If this insulator material is synthesized with a small amount of “dopant” whose valence orbitals have energies between the filled and empty bands of the insulator, one can generate a semiconductor. If the dopant species has no valence electrons (i.e., has an empty valence orbital), it gives rise to an empty band lying between the filled and empty bands of the insulator as shown below in case a of Fig. 2.8.  In this case, the dopant band can act as an electron acceptor for electrons excited (either thermally or by light) from the filled band of the insulator into the dopant’s empty band.  Once electrons enter the dopant band, charge can flow (because the insulator’s lower band is no longer filled) and the system thus becomes a conductor. Another case is illustrated in the b part of Fig. 2.8. Here, the dopant has a filled band that lies close in energy to the empty band of the insulator.

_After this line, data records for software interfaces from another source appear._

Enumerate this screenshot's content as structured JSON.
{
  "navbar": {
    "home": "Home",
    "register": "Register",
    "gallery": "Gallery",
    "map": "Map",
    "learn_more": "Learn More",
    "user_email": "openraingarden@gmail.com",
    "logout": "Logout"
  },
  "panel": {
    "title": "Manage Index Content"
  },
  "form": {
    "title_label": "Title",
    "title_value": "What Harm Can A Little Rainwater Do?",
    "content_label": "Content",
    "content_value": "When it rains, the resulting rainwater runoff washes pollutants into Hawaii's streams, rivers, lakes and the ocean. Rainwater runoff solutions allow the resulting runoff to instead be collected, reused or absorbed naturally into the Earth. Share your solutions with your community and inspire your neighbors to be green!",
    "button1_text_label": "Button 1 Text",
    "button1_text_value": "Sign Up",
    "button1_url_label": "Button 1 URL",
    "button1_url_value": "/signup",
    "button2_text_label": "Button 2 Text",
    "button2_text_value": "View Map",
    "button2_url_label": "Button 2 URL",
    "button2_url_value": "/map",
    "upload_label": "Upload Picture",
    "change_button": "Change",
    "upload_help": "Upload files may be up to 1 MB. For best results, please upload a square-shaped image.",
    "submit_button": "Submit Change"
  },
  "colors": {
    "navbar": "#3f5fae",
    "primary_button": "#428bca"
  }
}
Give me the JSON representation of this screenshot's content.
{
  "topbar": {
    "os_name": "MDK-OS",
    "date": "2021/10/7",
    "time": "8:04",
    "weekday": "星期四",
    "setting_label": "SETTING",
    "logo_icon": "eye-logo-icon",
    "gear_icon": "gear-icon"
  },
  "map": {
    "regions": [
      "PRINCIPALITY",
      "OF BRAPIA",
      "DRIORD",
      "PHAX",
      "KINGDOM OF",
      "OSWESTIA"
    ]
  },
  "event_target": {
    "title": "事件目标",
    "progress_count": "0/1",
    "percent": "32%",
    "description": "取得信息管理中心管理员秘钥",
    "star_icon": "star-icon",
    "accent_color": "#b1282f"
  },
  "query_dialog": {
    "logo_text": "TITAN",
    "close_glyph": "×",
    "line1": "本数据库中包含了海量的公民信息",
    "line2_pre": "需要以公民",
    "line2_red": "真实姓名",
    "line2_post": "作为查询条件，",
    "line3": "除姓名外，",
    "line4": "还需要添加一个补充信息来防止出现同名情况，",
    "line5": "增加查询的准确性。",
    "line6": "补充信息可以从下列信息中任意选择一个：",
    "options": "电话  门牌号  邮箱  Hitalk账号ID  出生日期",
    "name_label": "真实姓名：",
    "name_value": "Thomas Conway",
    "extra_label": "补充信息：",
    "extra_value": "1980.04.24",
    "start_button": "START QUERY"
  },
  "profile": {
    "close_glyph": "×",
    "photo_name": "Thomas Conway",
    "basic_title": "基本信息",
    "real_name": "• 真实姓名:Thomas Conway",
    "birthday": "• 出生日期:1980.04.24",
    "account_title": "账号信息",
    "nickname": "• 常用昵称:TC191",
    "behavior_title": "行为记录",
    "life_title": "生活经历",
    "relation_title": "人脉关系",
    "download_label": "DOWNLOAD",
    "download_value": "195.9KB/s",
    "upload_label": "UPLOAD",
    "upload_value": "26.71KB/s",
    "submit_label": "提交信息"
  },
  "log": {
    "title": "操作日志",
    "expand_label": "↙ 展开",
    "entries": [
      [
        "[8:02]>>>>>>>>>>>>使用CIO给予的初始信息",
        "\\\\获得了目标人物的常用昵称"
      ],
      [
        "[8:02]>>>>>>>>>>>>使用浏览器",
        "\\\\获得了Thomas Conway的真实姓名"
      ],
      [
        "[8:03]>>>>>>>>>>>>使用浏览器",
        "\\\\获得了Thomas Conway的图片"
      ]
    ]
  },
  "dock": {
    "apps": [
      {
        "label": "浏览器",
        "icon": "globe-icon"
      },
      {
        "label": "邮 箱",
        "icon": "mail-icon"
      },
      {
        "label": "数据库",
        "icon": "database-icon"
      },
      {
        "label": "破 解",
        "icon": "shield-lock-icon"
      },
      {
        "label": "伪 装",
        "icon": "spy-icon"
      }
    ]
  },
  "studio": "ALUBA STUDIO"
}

Excitation of electrons from this dopant band to the insulator’s empty band can induce current to flow (because now the insulator’s upper band is no longer empty).

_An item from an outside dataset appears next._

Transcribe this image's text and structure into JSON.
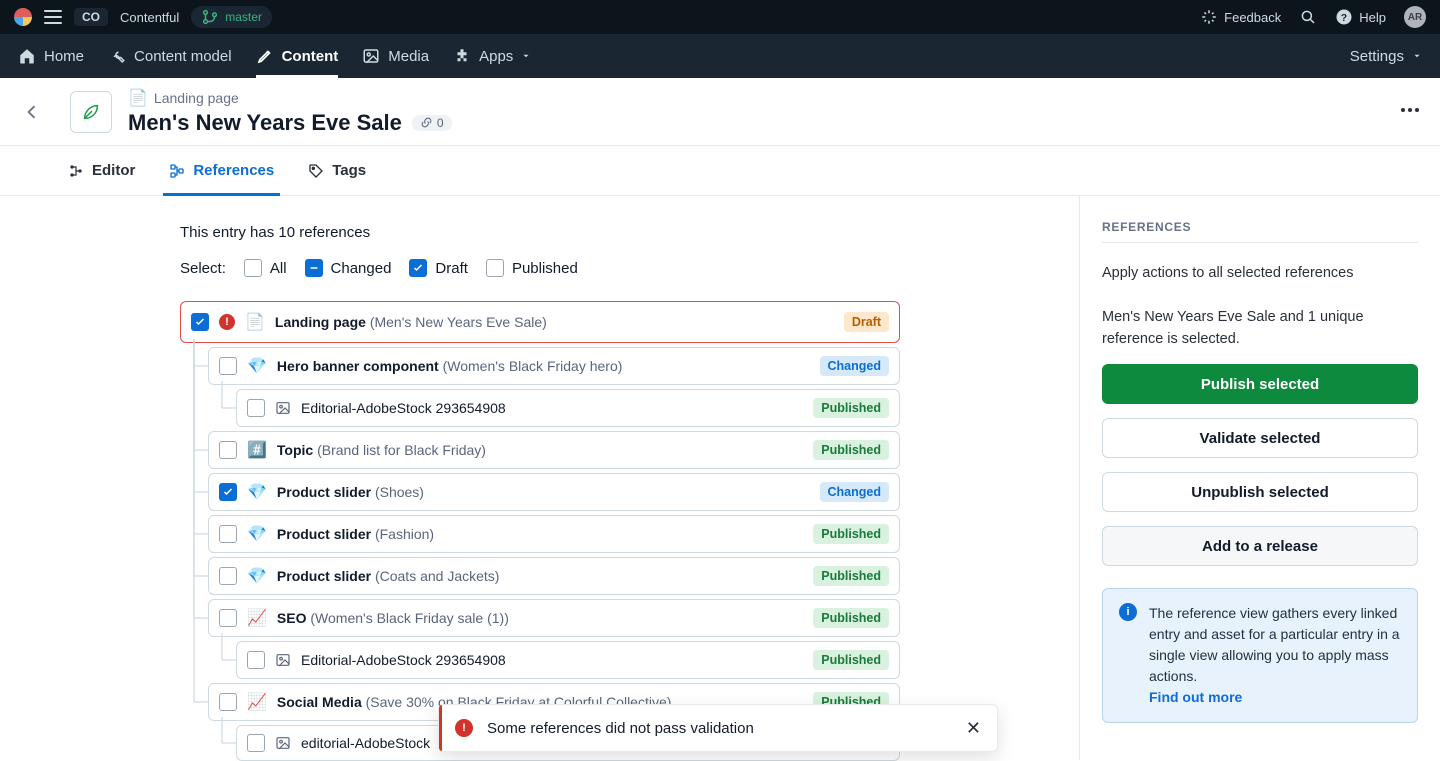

Contributors

Jack Simons (Henry Eyring Scientist and Professor of Chemistry, U. Utah) Telluride Schools on Theoretical Chemistry

Integrated by Tomoyuki Hayashi (UC Davis)